Influenza often doesn’t make it to these distant regions until late in the winter, and sometimes fluctuating temperatures as winter wanes can leave us vulnerable to infection.
During this season, we should be consciously working to avoid colds by taking care of ourselves. It’s when we let down our guard that imbalance occurs, and infections are allowed in. Eating well, reducing stress, drinking plenty of fluids, exercising regularly and getting enough sleep are some of the ways to help our bodies fight infection. I’m sure we can all recall times when we’ve allowed ourselves to become rundown and before we know it we have a cold! This article is not about the prevention of colds, but is suggesting a few helpful things for those times when, despite our best effort, we find ourselves ill with one.
It is often helpful to take echinacea at the first signs of infection, as it can lessen the severity and duration of an illness, and almost everyone benefits from eliminating dairy products from their diet during a cold, especially children.
Each time we “catch” a cold, it is an opportunity to gain more knowledge of how our bodies operate, and what the specific trigger is that commonly affects us.
This can really reduce the number of times you make yourself susceptible.
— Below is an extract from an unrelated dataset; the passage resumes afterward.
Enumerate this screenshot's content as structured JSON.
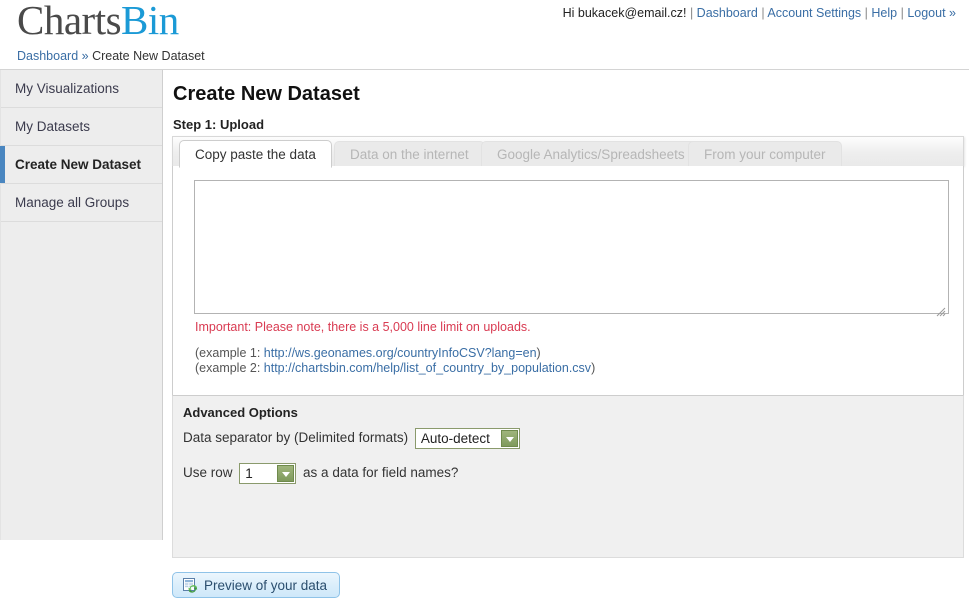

Then, before reaching for an herbal remedy, take a moment to reflect on the symptoms that tend to bother you most, because this can vary hugely from one person to another. Some people tend toward hot, dry colds, where others have a lot of congestion. Some people shake a cold quickly while others may develop secondary infections that go on for weeks.
Boneset (eupatorium perfoliatum) is one of the best herbal remedies to use for the distressing symptoms of colds and flu. It eases the aches and pains of flu and helps reduce fever and nasal congestion. It grows locally, so learn to spot it on midsummer walks!
Ginger ( zingiber offinalis) helps to promote sweating, often shortening the lifespan of a cold, and always adding to a feeling of comfort.
Yarrow (achillea millefolium) is another invaluable herb for fever and headache. Again it is local, and lots of us have it in our backyard flower beds.
Elderflowers (sambucus canadensis), Mullein (verbascum thapsus) and Peppermint (mentha piperita)are reliable treatments for catarrh and nasal congestion. The latter is especially good for mixing with other less tasty herbs. All of these grow locally and abundantly.
All of these suggestions can be used as teas, and can be mixed in any combination. They are also available as tinctures or capsules for times when you are busy or not at home, but drinking herbal teas helps keep you hydrated during periods of illness, and staying home and relaxing is a remedy of its own!
Victoria Jungwirth is the owner of Wilderness Herbs and specializes in local medicinal plants. She lives in a remote corner of Marquette County where she and her husband build birch bark canoes. She is also a manager at the Marquette Food Co-op.
Excerpted with permission from Health & Happiness U.P. Magazine, Spring 2009. Copyright 2009. All rights reserved.